I wholeheartedly believe that the U.S. economy is on the brink of a double dip recession. I would even argue that the current environment is still recessionary even if it doesn’t meet the technical definition of a recession. I suspect if you’re one of the millions of Americans struggling right now you’d probably agree with that. If you’re doing well, you probably haven’t been impacted too much or noticed what everyone else is going through. Sadly, it’s a situation of those that have a job prosper while those who don’t have a job suffer, which on a side note is a sad reflection on President Obama’s class warfare strategy that is attempting to divide this country. While we may not be able to stop the economy from slipping back into a recession in the short term, we can take some actions to fix the economy for the mid and long term horizons. I think there are seven actions that need to be taken to get the economy back on track:'
Second Way to Fix The Economy
· Cut federal spending—The federal government has been a spending binge. These politicians don’t seem to care how much they spend or what they spend it on. And let’s not forget the bureaucrats in Washington, the career government workers, who seem to have this sense of entitlement to spend the taxpayers’ money. Just last week, the scandal at the General Services Administration came to light where the agency spent something like $800,000 on a trip to Las Vegas. It’s disgusting! This is our tax money and they’re spending it like it’s water. We need massive cuts in federal spending, no question about it. It is ridiculous that any politician says it will take a decade to balance the federal budget or cut the budget deficit. We know what spending was like back in 2000. Let’s revert to those levels immediately. Yes, a lot of departments will suffer, but that’s just the way it is. Every department in the federal government has gotten bloated over the last decade. Trim the fat from the budgets. Stop pork barrel projects. Some departments and programmes may even need to be eliminated in order to get the budget back to a level comparable to 2000 and to accommodate for the increase in spending for Homeland Security, but as I’ve discussed before this isn’t a bad thing. We need fundamental restructuring and downsizing of the federal government.
Federal spending to stimulate the economy only artificially props up the economy in the short term. If it’s deficit spending, we’re only hurting ourselves by increasing government borrowing and passing on the debt to future generations and ensuring future tax increases. There always comes the day when you have to pay the piper. We can’t escape it. Ultimately, what’s going to happen with runaway spending at the federal level is higher interest rates to attract lenders to buy the Treasuries and higher taxes to pay for the debt. Has anyone heard what’s going on in Europe right now, particularly Greece, Spain, Portugal, Italy and so on? Their government’s embarked on massive spending programmes in the past and now they’re at the tipping point. It can happen here. We have to stop the runaway spending sooner rather than later. It’s disingenuous for any politician to say we can’t balance the budget in less than a decade. All that’s lacking is the willpower to make the difficult decisions necessary to bring the budget back to more manageable levels.

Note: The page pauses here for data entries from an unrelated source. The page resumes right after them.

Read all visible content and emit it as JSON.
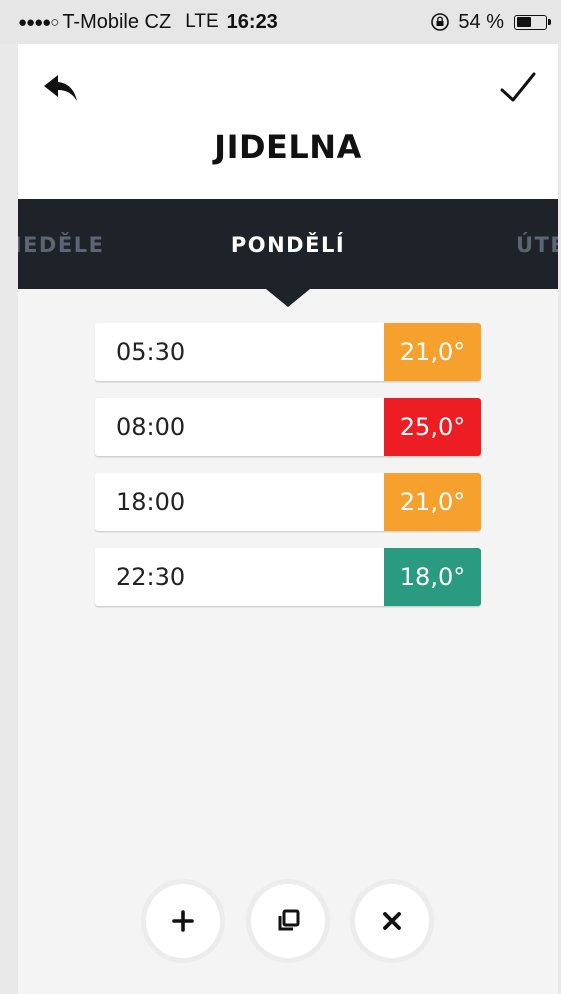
{
  "status_bar": {
    "signal": "●●●●○",
    "carrier": "T-Mobile CZ",
    "network": "LTE",
    "time": "16:23",
    "battery": "54 %",
    "battery_level_percent": 54
  },
  "header": {
    "title": "JIDELNA",
    "back_icon": "reply-arrow-icon",
    "confirm_icon": "checkmark-icon"
  },
  "day_selector": {
    "previous": "NEDĚLE",
    "current": "PONDĚLÍ",
    "next": "ÚTERÝ"
  },
  "schedule": [
    {
      "time": "05:30",
      "temp": "21,0°",
      "color": "#f6a02d"
    },
    {
      "time": "08:00",
      "temp": "25,0°",
      "color": "#ed1d24"
    },
    {
      "time": "18:00",
      "temp": "21,0°",
      "color": "#f6a02d"
    },
    {
      "time": "22:30",
      "temp": "18,0°",
      "color": "#2a9a81"
    }
  ],
  "actions": {
    "add_icon": "plus-icon",
    "copy_icon": "copy-icon",
    "delete_icon": "close-icon"
  }
}
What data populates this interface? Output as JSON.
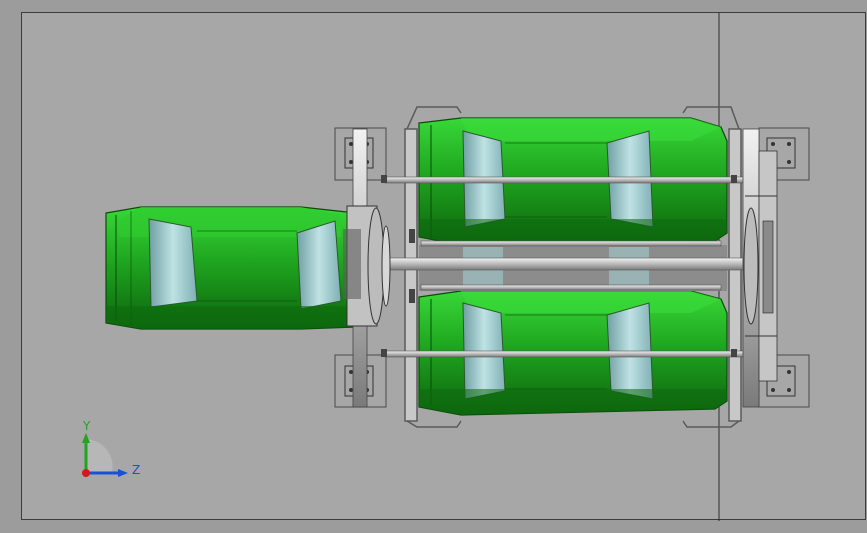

If you want to read #1: Lower Taxes, click http://www.diggercartwright.com/Blog/Entry/7-ways-to-fix-the-economy-1-lower-taxes .